BNI: What draws you to this genre?
KG: “Balcony on the River” is of mystery genre but I never started the writing with intent to make it a mystery plot. The story gradually evolved and I went with the flow.
BNI: According to you, What is the hardest thing about writing?
KG: Establishing the characters. You may feel them since you are the creator of those characters but you will fail if your readers don’t understand them.
BNI: What are your ambitions for your writing career?
KG: To become a happy author who enjoys his writing and one whose writing is enjoyed by readers.
BNI: What has been the toughest criticism and best compliment to you, as an author?
KG: Often the language of rejections which were not in line with what they conveyed. Best compliment comes when a reader simply says – I couldn’t keep aside the book , once I started reading it.
BNI: What will be your one favourite tip to get through the writer’s block.
KG: To be candid, I don’t get much time to write. Hence, I am always full of ideas when I get some time to write. However, to others my tip will be – leave it for some time, your thoughts and sub-conscious in incubation and it will work finally.
BNI: What are your thoughts on book series? Would you like to have one for your latest book?
KG: I really salute those authors who can write book series, not an easy thing to do. I am yet to think over for my latest book to have a book series.
BNI: Any advice for writers budding or established?
KG: I can only advice budding writers to enjoy the writing to start with and not start thinking about “sale” before writing. Selling is a different ball game.
BNI: Can you tell us about your challenges in getting your first book published?

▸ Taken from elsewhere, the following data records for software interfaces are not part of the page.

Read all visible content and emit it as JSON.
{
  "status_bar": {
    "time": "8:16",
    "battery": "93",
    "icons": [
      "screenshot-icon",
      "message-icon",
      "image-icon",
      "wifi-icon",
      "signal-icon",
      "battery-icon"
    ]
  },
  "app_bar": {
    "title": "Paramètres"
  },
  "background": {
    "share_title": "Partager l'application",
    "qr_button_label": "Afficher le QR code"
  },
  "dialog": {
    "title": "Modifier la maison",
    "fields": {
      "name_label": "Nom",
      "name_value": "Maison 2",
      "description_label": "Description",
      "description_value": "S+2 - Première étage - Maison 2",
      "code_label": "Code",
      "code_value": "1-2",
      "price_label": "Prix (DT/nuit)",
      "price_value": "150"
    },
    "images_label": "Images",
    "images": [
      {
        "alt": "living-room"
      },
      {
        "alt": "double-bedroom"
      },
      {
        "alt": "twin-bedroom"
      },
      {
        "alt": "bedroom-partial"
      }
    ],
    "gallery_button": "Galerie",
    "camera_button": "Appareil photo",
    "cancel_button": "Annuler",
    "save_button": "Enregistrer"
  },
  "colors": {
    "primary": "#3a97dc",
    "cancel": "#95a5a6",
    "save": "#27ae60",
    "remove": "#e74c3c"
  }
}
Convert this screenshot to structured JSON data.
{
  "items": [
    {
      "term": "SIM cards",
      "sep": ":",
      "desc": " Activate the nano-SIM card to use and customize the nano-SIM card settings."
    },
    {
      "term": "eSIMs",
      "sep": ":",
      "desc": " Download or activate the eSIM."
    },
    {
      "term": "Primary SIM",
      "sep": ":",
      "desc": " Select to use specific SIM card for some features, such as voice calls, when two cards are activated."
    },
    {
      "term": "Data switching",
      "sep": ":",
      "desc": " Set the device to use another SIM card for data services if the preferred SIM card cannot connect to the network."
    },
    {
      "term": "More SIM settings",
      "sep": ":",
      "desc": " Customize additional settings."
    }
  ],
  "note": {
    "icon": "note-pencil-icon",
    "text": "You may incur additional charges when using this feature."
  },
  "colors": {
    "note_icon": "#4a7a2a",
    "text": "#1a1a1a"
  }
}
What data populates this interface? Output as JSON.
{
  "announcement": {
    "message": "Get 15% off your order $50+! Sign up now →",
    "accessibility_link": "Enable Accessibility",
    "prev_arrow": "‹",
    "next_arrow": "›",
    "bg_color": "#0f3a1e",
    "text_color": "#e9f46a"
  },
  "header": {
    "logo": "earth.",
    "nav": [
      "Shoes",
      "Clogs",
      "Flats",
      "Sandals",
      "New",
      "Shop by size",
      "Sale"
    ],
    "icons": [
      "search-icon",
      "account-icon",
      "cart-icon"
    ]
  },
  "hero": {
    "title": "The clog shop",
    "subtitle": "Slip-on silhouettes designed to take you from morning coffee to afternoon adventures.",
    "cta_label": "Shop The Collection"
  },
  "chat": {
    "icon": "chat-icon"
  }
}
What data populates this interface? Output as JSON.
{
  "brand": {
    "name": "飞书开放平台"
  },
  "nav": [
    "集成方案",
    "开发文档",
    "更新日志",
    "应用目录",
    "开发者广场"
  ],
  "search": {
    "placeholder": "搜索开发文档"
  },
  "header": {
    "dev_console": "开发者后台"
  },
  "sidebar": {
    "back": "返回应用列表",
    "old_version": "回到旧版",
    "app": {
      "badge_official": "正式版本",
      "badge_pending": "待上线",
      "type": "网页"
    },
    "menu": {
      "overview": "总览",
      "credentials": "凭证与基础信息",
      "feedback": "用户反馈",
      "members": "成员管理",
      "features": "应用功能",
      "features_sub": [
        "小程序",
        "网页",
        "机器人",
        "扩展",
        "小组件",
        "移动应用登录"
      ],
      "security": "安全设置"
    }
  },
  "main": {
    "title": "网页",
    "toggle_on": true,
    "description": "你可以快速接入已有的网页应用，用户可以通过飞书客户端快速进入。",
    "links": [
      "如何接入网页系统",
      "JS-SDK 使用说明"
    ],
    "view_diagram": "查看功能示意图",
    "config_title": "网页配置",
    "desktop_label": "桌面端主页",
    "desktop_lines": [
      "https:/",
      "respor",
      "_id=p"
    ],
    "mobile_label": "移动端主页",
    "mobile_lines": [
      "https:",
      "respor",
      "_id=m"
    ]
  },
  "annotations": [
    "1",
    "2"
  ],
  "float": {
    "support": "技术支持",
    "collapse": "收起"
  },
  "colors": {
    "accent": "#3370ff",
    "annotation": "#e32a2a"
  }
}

KG: Rejections from multiple publishers and you feel particularly bad when you find that you get a rejection immediately about content / quality, quite obvious that no one had even peeped into the content.
BNI: What was your favourite chapter (or part) to write and why?
KG:The last one as it is the climax chapter and not one but multiple mysteries get revealed. It had made me think a lot and was not easy to pull the threads, which I had spread through different chapters of the novel.
BNI: Did you learn anything from writing your book? What was it? KG: Apart from gaining more knowledge through my research, I think it made me matured on many aspects of life. The book touches philosophy as well and some of the things I wrote, I had never dealt in earlier.
BNI: Any amusing story about marketing this book, so far.
KG: In the huge organization where I work and which is spread across globe, almost each discussion is staring with some chat about my book and that’s really interesting to watch. I am thankful to my colleagues and seniors.
BNI: What do you think about – What does your protagonist think about you?
KG: Andy Singh shares two of my favourites – Darjeeling Tea and Jeffrey Archer. He may not like travelling which I do, though he has been made to travel a lot.
BNI: How about a snippet from your book that is meant to intrigue and tantalize us?
KG: “You will realise, your life had taken a turn each time for good, or worse based on how they behaved, I mean your mind and heart, whether they could get along or not. We may not realise immediately, realisation often comes late in life. Look deep into that, two minds and two hearts there. You expand it and you will find so many minds and hearts interacting with so many other minds and hearts. Does it look complex?”
BNI: What are your expectations for the book?
KG: It reaches out to more and more readers in coming days and I would look forward to know their views.
BNI: Do you think book cover an important role in sales?
KG: Yes, it does. I have first-hand reactions where readers often talk about the cover page first.
BNI: According to you, what is the top most advantage / disadvantage of self publishing?
KG: There are different levels of maturity of self publishing. If there are mechanisms to keep the content quality good, it’not a bad option. Promotion and physical distribution are challenges.
BNI: Thank you so much for your precious time. I would like to apologise for an unnecessary delay and keeping you on wait. We wish you luck for your future ventures.